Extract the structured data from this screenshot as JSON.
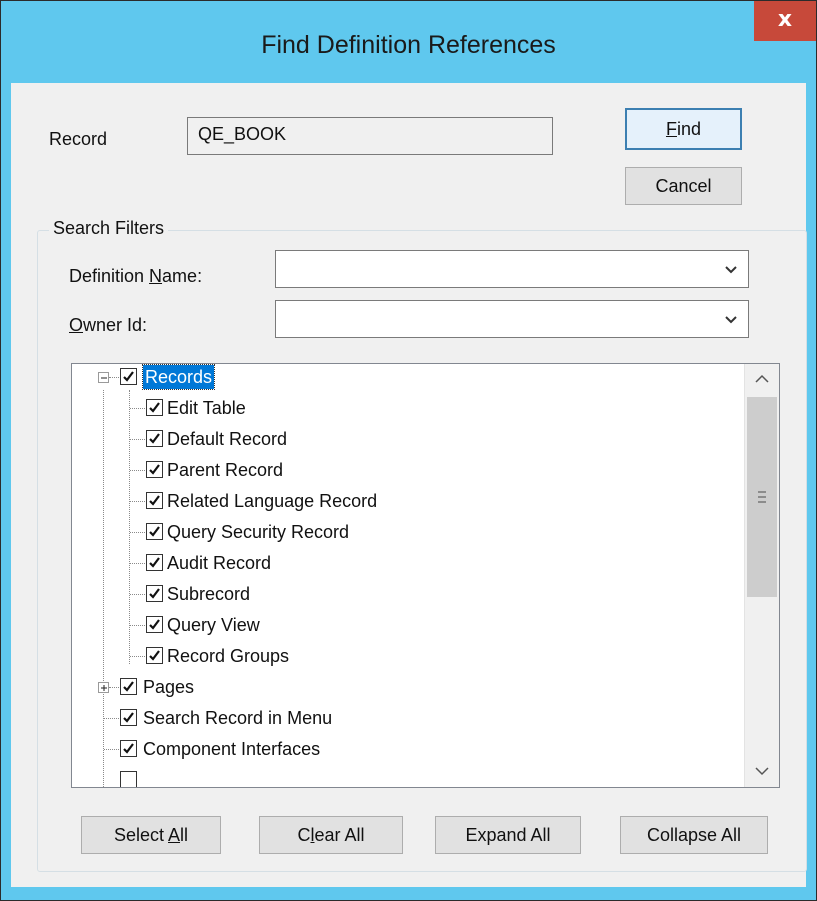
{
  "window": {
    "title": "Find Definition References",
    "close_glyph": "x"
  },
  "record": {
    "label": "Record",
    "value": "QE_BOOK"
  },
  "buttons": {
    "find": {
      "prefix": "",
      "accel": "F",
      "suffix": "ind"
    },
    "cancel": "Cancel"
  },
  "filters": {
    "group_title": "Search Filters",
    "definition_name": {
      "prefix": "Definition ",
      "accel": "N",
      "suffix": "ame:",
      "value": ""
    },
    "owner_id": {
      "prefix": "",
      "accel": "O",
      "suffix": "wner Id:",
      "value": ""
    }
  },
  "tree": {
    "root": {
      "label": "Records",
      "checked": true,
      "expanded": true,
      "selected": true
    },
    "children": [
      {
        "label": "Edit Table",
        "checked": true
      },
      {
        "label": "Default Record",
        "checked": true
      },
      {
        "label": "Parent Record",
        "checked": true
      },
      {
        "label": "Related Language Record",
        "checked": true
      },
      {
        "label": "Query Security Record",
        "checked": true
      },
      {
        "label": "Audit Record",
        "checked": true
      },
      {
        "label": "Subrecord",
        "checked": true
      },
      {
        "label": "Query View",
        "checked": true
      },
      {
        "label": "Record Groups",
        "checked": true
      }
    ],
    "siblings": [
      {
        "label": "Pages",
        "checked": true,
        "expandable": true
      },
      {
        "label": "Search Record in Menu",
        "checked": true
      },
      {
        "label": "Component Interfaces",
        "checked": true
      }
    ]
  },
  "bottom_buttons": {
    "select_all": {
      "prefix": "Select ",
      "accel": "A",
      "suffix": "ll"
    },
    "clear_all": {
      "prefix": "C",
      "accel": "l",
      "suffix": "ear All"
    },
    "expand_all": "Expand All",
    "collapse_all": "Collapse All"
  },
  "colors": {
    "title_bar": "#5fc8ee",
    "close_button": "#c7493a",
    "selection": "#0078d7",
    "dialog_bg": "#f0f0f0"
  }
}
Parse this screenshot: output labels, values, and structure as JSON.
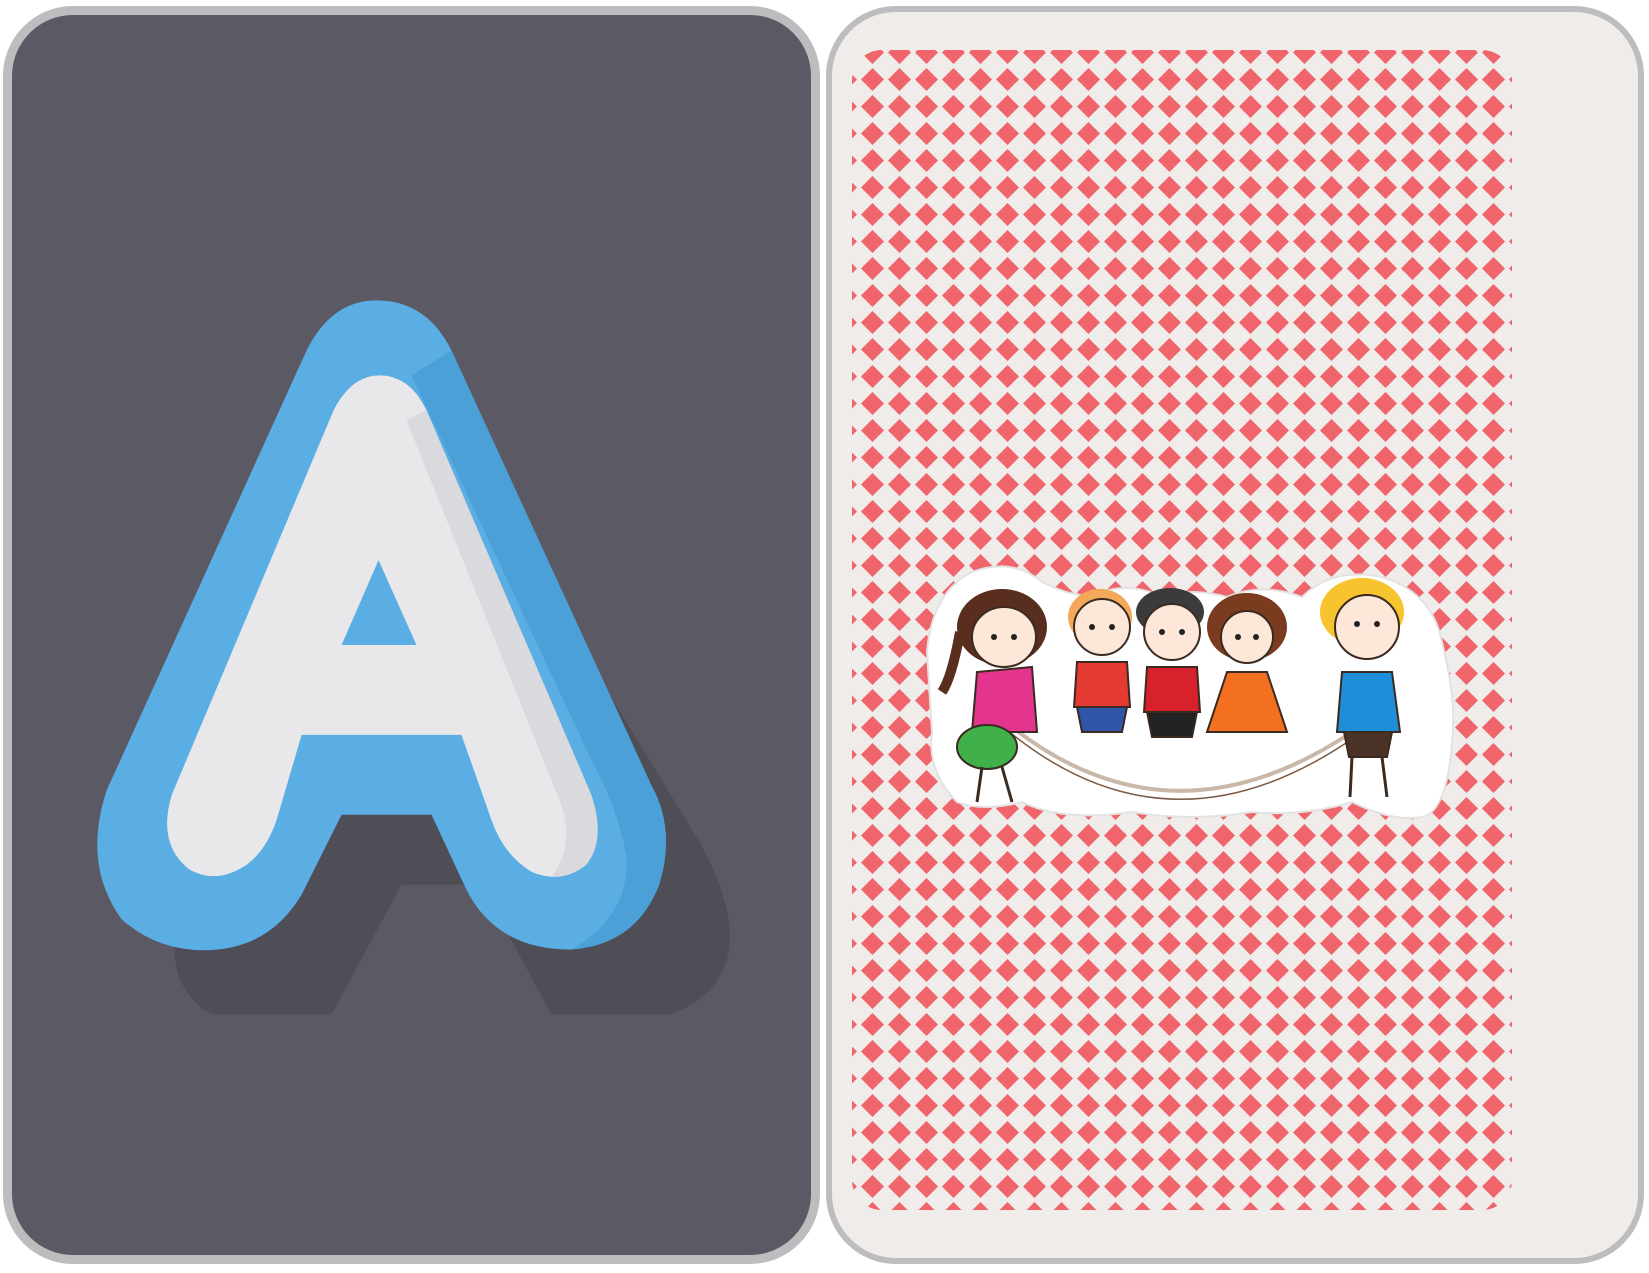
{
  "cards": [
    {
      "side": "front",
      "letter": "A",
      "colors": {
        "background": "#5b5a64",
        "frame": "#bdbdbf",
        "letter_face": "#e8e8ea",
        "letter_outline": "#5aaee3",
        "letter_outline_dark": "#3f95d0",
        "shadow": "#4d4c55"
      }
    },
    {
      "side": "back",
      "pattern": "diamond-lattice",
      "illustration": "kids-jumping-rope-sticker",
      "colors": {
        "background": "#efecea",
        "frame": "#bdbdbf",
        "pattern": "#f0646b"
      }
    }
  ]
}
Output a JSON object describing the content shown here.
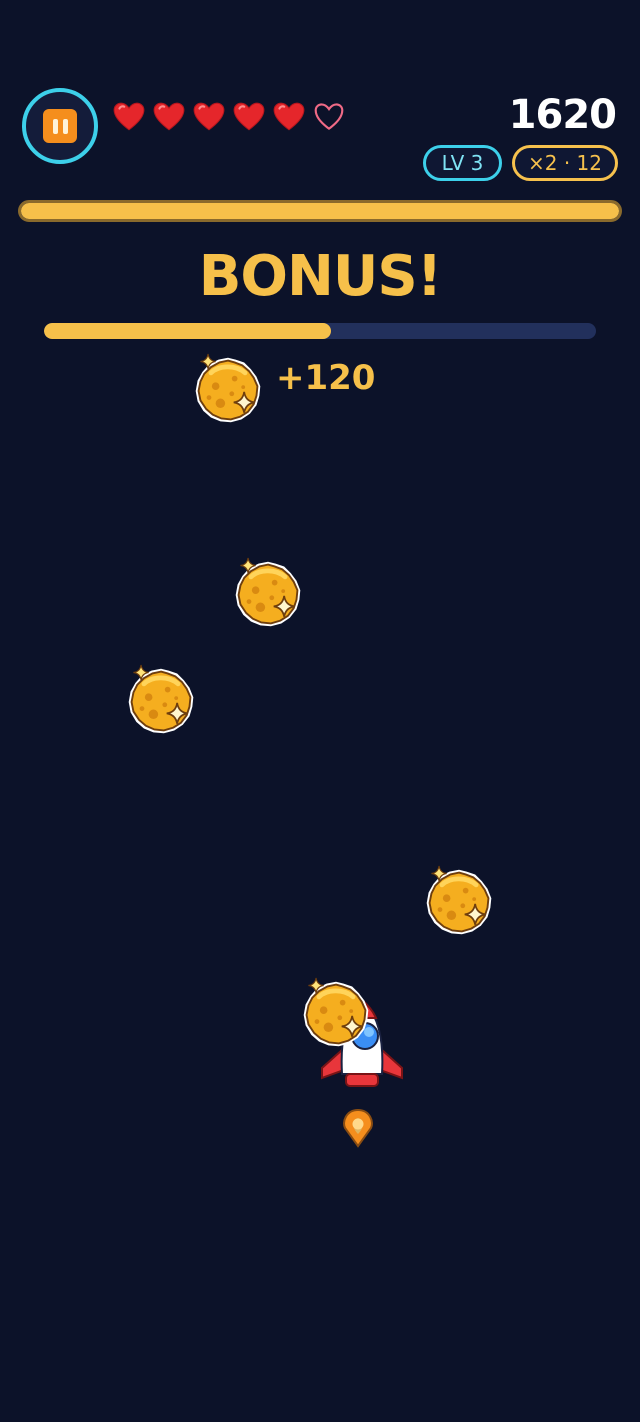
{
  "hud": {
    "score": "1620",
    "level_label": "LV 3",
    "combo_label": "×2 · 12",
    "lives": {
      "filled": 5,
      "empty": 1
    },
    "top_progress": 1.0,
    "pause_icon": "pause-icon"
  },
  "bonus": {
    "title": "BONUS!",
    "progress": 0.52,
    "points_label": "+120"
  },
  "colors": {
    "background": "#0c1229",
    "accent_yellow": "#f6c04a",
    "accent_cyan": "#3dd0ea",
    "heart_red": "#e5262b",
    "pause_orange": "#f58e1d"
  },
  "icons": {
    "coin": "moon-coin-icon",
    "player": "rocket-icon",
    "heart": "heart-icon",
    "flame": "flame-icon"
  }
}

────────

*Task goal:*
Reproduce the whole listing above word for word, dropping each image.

*Written solution:*
Extract the structured data from this screenshot as JSON.
{
  "window": {
    "title": "Find Definition References",
    "close_glyph": "x"
  },
  "record": {
    "label": "Record",
    "value": "QE_BOOK"
  },
  "buttons": {
    "find": {
      "prefix": "",
      "accel": "F",
      "suffix": "ind"
    },
    "cancel": "Cancel"
  },
  "filters": {
    "group_title": "Search Filters",
    "definition_name": {
      "prefix": "Definition ",
      "accel": "N",
      "suffix": "ame:",
      "value": ""
    },
    "owner_id": {
      "prefix": "",
      "accel": "O",
      "suffix": "wner Id:",
      "value": ""
    }
  },
  "tree": {
    "root": {
      "label": "Records",
      "checked": true,
      "expanded": true,
      "selected": true
    },
    "children": [
      {
        "label": "Edit Table",
        "checked": true
      },
      {
        "label": "Default Record",
        "checked": true
      },
      {
        "label": "Parent Record",
        "checked": true
      },
      {
        "label": "Related Language Record",
        "checked": true
      },
      {
        "label": "Query Security Record",
        "checked": true
      },
      {
        "label": "Audit Record",
        "checked": true
      },
      {
        "label": "Subrecord",
        "checked": true
      },
      {
        "label": "Query View",
        "checked": true
      },
      {
        "label": "Record Groups",
        "checked": true
      }
    ],
    "siblings": [
      {
        "label": "Pages",
        "checked": true,
        "expandable": true
      },
      {
        "label": "Search Record in Menu",
        "checked": true
      },
      {
        "label": "Component Interfaces",
        "checked": true
      }
    ]
  },
  "bottom_buttons": {
    "select_all": {
      "prefix": "Select ",
      "accel": "A",
      "suffix": "ll"
    },
    "clear_all": {
      "prefix": "C",
      "accel": "l",
      "suffix": "ear All"
    },
    "expand_all": "Expand All",
    "collapse_all": "Collapse All"
  },
  "colors": {
    "title_bar": "#5fc8ee",
    "close_button": "#c7493a",
    "selection": "#0078d7",
    "dialog_bg": "#f0f0f0"
  }
}
Parse this screenshot: output labels, values, and structure as JSON.
{
  "cards": [
    {
      "side": "front",
      "letter": "A",
      "colors": {
        "background": "#5b5a64",
        "frame": "#bdbdbf",
        "letter_face": "#e8e8ea",
        "letter_outline": "#5aaee3",
        "letter_outline_dark": "#3f95d0",
        "shadow": "#4d4c55"
      }
    },
    {
      "side": "back",
      "pattern": "diamond-lattice",
      "illustration": "kids-jumping-rope-sticker",
      "colors": {
        "background": "#efecea",
        "frame": "#bdbdbf",
        "pattern": "#f0646b"
      }
    }
  ]
}
Output a JSON object describing the content shown here.
{
  "hud": {
    "score": "1620",
    "level_label": "LV 3",
    "combo_label": "×2 · 12",
    "lives": {
      "filled": 5,
      "empty": 1
    },
    "top_progress": 1.0,
    "pause_icon": "pause-icon"
  },
  "bonus": {
    "title": "BONUS!",
    "progress": 0.52,
    "points_label": "+120"
  },
  "colors": {
    "background": "#0c1229",
    "accent_yellow": "#f6c04a",
    "accent_cyan": "#3dd0ea",
    "heart_red": "#e5262b",
    "pause_orange": "#f58e1d"
  },
  "icons": {
    "coin": "moon-coin-icon",
    "player": "rocket-icon",
    "heart": "heart-icon",
    "flame": "flame-icon"
  }
}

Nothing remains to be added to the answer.